[Dataset entries]
--

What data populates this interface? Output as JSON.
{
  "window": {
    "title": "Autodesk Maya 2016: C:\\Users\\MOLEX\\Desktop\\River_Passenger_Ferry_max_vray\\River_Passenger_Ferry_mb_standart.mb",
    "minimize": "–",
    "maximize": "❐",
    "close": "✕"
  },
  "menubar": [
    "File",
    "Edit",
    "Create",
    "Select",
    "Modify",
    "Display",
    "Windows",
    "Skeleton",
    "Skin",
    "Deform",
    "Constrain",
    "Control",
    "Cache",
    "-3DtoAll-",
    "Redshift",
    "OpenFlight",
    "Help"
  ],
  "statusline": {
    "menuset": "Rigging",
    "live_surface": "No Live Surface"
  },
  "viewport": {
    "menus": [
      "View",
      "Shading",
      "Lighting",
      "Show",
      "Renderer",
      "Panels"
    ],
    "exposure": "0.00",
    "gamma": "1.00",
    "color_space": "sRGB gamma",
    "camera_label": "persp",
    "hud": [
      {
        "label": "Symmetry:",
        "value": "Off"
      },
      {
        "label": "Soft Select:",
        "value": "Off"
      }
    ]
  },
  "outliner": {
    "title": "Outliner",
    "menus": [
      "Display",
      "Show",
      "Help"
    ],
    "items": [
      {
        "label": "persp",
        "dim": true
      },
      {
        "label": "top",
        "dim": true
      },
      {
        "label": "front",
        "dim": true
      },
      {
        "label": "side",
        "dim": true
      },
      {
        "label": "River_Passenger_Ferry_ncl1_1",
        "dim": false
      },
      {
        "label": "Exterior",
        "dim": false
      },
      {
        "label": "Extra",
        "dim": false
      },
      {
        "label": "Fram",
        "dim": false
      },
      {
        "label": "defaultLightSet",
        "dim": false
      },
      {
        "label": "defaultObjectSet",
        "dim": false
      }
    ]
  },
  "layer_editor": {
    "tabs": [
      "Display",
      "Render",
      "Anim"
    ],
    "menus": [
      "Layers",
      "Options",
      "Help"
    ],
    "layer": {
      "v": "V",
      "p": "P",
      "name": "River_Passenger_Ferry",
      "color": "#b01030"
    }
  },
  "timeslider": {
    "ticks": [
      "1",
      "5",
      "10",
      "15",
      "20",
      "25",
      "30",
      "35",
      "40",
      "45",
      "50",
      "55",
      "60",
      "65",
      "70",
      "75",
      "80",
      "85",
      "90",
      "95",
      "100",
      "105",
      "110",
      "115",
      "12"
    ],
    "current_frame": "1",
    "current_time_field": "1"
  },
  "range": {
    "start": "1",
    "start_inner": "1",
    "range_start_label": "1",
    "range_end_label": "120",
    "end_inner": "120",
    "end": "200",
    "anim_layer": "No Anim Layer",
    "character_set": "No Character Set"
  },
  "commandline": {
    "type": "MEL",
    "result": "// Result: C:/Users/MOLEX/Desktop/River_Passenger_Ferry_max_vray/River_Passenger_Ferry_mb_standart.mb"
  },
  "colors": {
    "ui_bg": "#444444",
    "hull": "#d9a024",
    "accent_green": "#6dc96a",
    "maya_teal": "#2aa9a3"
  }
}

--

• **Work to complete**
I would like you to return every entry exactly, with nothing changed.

• **Solution to the exercise**
What data populates this interface? Output as JSON.
{
  "window": {
    "title": "Autodesk Maya 2016: C:\\Users\\MOLEX\\Desktop\\River_Passenger_Ferry_max_vray\\River_Passenger_Ferry_mb_standart.mb",
    "minimize": "–",
    "maximize": "❐",
    "close": "✕"
  },
  "menubar": [
    "File",
    "Edit",
    "Create",
    "Select",
    "Modify",
    "Display",
    "Windows",
    "Skeleton",
    "Skin",
    "Deform",
    "Constrain",
    "Control",
    "Cache",
    "-3DtoAll-",
    "Redshift",
    "OpenFlight",
    "Help"
  ],
  "statusline": {
    "menuset": "Rigging",
    "live_surface": "No Live Surface"
  },
  "viewport": {
    "menus": [
      "View",
      "Shading",
      "Lighting",
      "Show",
      "Renderer",
      "Panels"
    ],
    "exposure": "0.00",
    "gamma": "1.00",
    "color_space": "sRGB gamma",
    "camera_label": "persp",
    "hud": [
      {
        "label": "Symmetry:",
        "value": "Off"
      },
      {
        "label": "Soft Select:",
        "value": "Off"
      }
    ]
  },
  "outliner": {
    "title": "Outliner",
    "menus": [
      "Display",
      "Show",
      "Help"
    ],
    "items": [
      {
        "label": "persp",
        "dim": true
      },
      {
        "label": "top",
        "dim": true
      },
      {
        "label": "front",
        "dim": true
      },
      {
        "label": "side",
        "dim": true
      },
      {
        "label": "River_Passenger_Ferry_ncl1_1",
        "dim": false
      },
      {
        "label": "Exterior",
        "dim": false
      },
      {
        "label": "Extra",
        "dim": false
      },
      {
        "label": "Fram",
        "dim": false
      },
      {
        "label": "defaultLightSet",
        "dim": false
      },
      {
        "label": "defaultObjectSet",
        "dim": false
      }
    ]
  },
  "layer_editor": {
    "tabs": [
      "Display",
      "Render",
      "Anim"
    ],
    "menus": [
      "Layers",
      "Options",
      "Help"
    ],
    "layer": {
      "v": "V",
      "p": "P",
      "name": "River_Passenger_Ferry",
      "color": "#b01030"
    }
  },
  "timeslider": {
    "ticks": [
      "1",
      "5",
      "10",
      "15",
      "20",
      "25",
      "30",
      "35",
      "40",
      "45",
      "50",
      "55",
      "60",
      "65",
      "70",
      "75",
      "80",
      "85",
      "90",
      "95",
      "100",
      "105",
      "110",
      "115",
      "12"
    ],
    "current_frame": "1",
    "current_time_field": "1"
  },
  "range": {
    "start": "1",
    "start_inner": "1",
    "range_start_label": "1",
    "range_end_label": "120",
    "end_inner": "120",
    "end": "200",
    "anim_layer": "No Anim Layer",
    "character_set": "No Character Set"
  },
  "commandline": {
    "type": "MEL",
    "result": "// Result: C:/Users/MOLEX/Desktop/River_Passenger_Ferry_max_vray/River_Passenger_Ferry_mb_standart.mb"
  },
  "colors": {
    "ui_bg": "#444444",
    "hull": "#d9a024",
    "accent_green": "#6dc96a",
    "maya_teal": "#2aa9a3"
  }
}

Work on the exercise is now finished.